Albany -- The federal government is giving hometown police some new ammunition in the war on Identity Theft. The Secret Service has sent electronic how-to kits to 40,000 local police departments.
The kits contain a video tape, CD rom, and manuals for Police on Identity theft. They include questions to ask and things to look for in conducting investigations, the best way to seize electronic evidence, and advice on how to detect bogus credit cards and I.D.'s.
U.S. Secret Service Resident Agent Stanley Burruss said "It's really designed for the Police Officer or the Deputy Sheriff. It can be shown at roll call, so that they become familiar with what's going on with identity theft. What to look for when they are out there dealing with citizens."
Incidents of identity theft have topped the government's list of consumer complaints for three straight years. Improved technology makes it tougher to catch thieves.
The Secret Service says if you are a victim of identity theft, contact the three major credit bureaus to place a fraud alert and victim statement on your credit report.
Review your credit reports and close any accounts you believe have been tampered with. Change your PIN number on existing accounts.
Contest all fraudulent accounts, by contacting the Federal Trade Commission. File a police report and be persistent.
Police say many people do not report Identity Theft crimes, because they don't know how, or are embarrassed.
Here are the major credit reporting agencies in the nation-
order your report: 800/685-1111 or log on: www.equifax.com report fraud: 800/525-6285 and write to: p.o. box 740241 Atlanta, Ga 30374-0241
Experian order your report: 888/397-3742 or log on: www.experian.com report fraud: 888/397-3742 and write to: p.o. box 9532 Allen, Tx 75013

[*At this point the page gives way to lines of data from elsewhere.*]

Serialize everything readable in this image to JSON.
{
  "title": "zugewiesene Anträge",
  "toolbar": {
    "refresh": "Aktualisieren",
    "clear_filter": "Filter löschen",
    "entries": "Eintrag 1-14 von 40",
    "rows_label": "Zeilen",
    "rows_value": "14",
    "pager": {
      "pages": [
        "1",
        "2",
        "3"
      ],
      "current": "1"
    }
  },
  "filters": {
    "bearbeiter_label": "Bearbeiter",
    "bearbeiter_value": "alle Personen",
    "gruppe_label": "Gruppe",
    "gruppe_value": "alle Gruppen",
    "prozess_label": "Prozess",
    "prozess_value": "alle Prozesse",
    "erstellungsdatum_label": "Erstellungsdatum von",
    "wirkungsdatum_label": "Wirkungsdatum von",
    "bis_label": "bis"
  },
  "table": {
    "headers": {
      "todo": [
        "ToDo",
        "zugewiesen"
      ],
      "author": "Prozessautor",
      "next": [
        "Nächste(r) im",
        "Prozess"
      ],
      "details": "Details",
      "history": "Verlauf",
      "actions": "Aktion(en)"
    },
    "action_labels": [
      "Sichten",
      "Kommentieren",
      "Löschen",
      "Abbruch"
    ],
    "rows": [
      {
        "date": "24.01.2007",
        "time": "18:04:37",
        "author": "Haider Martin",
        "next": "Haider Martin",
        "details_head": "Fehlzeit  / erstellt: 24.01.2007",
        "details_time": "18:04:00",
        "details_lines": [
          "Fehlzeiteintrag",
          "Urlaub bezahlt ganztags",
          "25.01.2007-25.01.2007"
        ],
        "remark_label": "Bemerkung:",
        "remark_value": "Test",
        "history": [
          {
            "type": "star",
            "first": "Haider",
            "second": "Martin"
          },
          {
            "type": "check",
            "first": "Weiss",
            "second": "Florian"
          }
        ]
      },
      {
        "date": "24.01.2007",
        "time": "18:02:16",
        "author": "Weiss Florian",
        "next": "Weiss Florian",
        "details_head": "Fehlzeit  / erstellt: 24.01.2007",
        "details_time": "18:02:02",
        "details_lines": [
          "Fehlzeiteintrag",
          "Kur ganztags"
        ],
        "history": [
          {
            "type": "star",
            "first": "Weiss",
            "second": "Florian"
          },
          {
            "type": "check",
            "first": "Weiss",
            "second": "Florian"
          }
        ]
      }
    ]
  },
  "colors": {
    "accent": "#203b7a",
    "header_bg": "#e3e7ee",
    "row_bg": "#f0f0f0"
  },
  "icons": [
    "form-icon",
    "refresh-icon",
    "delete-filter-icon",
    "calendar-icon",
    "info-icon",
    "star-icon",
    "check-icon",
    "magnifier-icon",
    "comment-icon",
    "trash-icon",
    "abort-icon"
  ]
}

Transunion order your report: 800/888-4213
or log on: www.transunion.com report fraud: 800/680-7289 and write to: p.o. box 6790 Fullerton, Ca 92634-6790